The punningly-titled ‘Park-in-sun’s park on earth’ was first issued in 1629, and consists of three sections, on flower-gardens, kitchen-gardens, and orchards. Under these headings, it discusses over a thousand plants (of which 780 are illustrated in full-page plates) and their cultivation. John Parkinson (1567–1650) was well-acquainted with English and Continental botanical and horticultural literature and also drew on the discoveries of a wide circle of fellow botanists and nurserymen in the compilation of his books. An apothecary of Ludgate Hill, Parkinson kept a large and splendid garden at Long Acre where, among other triumphs, he was the first in England to grow the great double yellow Spanish daffodil (in 1618). He was appointed apothecary to James I, and ‘Botanicus Regius Primarius’ by Charles I. After 1629, he worked extensively on his herbal, Theatrum botanicum, published in 1640.

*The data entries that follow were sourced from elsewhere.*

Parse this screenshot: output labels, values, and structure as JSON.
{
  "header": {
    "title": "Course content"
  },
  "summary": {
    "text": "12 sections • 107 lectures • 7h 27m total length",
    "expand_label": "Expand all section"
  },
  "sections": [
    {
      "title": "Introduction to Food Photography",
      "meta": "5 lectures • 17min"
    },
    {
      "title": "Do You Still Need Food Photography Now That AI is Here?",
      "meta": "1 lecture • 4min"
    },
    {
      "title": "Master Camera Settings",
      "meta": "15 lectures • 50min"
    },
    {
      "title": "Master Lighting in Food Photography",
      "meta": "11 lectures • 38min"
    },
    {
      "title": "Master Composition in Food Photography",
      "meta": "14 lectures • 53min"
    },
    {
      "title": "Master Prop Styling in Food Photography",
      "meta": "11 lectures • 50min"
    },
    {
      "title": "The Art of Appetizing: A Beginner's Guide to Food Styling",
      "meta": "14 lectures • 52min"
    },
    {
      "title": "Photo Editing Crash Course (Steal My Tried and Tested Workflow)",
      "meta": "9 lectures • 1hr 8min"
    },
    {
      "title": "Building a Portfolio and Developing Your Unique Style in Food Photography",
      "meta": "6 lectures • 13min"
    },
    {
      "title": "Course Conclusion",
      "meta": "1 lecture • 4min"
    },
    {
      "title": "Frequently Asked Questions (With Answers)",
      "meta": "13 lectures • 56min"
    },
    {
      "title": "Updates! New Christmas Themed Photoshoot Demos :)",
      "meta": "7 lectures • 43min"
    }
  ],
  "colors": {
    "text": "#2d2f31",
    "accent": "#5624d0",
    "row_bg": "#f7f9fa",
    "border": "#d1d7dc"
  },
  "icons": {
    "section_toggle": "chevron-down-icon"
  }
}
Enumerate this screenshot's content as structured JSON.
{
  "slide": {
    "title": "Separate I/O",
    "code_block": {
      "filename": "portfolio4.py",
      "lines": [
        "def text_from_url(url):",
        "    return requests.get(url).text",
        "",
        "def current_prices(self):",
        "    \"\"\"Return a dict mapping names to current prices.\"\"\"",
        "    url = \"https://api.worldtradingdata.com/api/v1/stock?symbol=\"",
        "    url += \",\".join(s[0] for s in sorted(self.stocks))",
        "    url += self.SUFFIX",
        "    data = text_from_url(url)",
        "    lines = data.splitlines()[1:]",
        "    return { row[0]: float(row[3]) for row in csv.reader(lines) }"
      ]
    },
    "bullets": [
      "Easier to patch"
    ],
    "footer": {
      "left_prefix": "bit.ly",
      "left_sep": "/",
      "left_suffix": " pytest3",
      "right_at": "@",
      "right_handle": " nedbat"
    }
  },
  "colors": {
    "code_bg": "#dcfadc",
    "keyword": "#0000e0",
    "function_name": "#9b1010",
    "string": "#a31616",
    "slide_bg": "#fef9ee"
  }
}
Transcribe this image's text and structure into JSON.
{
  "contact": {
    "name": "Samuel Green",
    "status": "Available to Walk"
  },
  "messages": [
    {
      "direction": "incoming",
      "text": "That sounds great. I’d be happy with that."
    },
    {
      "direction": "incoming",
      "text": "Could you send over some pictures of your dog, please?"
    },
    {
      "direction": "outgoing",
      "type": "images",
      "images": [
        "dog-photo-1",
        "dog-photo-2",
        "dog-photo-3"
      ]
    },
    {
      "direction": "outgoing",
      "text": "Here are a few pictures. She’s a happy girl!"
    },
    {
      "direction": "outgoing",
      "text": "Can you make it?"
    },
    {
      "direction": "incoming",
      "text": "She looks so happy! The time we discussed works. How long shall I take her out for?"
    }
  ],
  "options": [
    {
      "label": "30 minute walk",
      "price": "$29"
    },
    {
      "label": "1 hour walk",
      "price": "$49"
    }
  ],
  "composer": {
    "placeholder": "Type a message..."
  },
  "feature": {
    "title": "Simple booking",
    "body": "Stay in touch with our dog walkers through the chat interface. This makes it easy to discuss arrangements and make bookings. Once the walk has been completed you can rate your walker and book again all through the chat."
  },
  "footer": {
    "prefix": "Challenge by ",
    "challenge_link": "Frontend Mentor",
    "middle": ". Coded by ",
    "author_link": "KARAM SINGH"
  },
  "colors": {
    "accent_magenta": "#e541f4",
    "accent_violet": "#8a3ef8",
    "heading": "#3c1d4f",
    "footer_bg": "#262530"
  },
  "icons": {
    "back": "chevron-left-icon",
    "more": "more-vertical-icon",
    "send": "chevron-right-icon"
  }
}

The frontispiece of Paradisi in sole paradisus terrestris bears a portrait of Parkinson executed in 1629 (illustrated above). The engraved title-page (see figure 12, p.42) depicts Adam and Eve dressing the Garden of Eden, and gathering, respectively, fruits and herbs for their food. It shows the Garden bringing forth plenty under God’s gaze. In the background, one can make out the mythical Scythian or ‘vegetable’ lamb, an animal which grew and propagated itself like a plant, and which ate the grass surrounding the single root which anchored it to the earth. This creature was felt by some botanists to provide a link between animals and plants, and was described by Parkinson in his Theatrum botanicum. Despite such flights of fancy, which reflected an already out-dated taxonomy, Parkinson’s work was considered valuable because of the wide variety of plants which he described and because of his practical experience with them. It is notable for its treatment of salad vegetables, a crop which Evelyn discussed at length in the Elysium (catalogue no. 16) and in his Acetaria of 1699, where he argued that it had been ‘the original, and genuine food of all mankind from the Creation’ (Acetaria, p.16). Others regarded fruits as the true first food, and Parkinson’s discussion of orchards might be said to look forward also to the work of Austen and Beale (see catalogue nos. 14 and 17 ).
Simon Manningham, an early owner of this copy, has transcribed Psalm 148:5 (on creation) and some verses from John Milton’s Paradise Lost (book IV, lines 623–7, catalogue no. 68 ):
To-morrow ere fresh morning streak the east
With first approach of light, we must be ris’n,
And at our pleasant labor, to reform
Yon flow’ry arbors, yonder alleys green,
Our walk at noon, with branches overgrown.
In these lines, Adam speaks to Eve in their bower, at the time of their evening worship, and tells her of their duty to God to dress the Garden of Eden. In the pre-lapsarian world, labour is sweet and easy, since plants grow spontaneously in Eden, and ‘mock our scant manuring’. This was the happy state to which many diligent seventeenth-century improvers wished to return the earth, through harder labour and enthusiastic planting and fertilizing.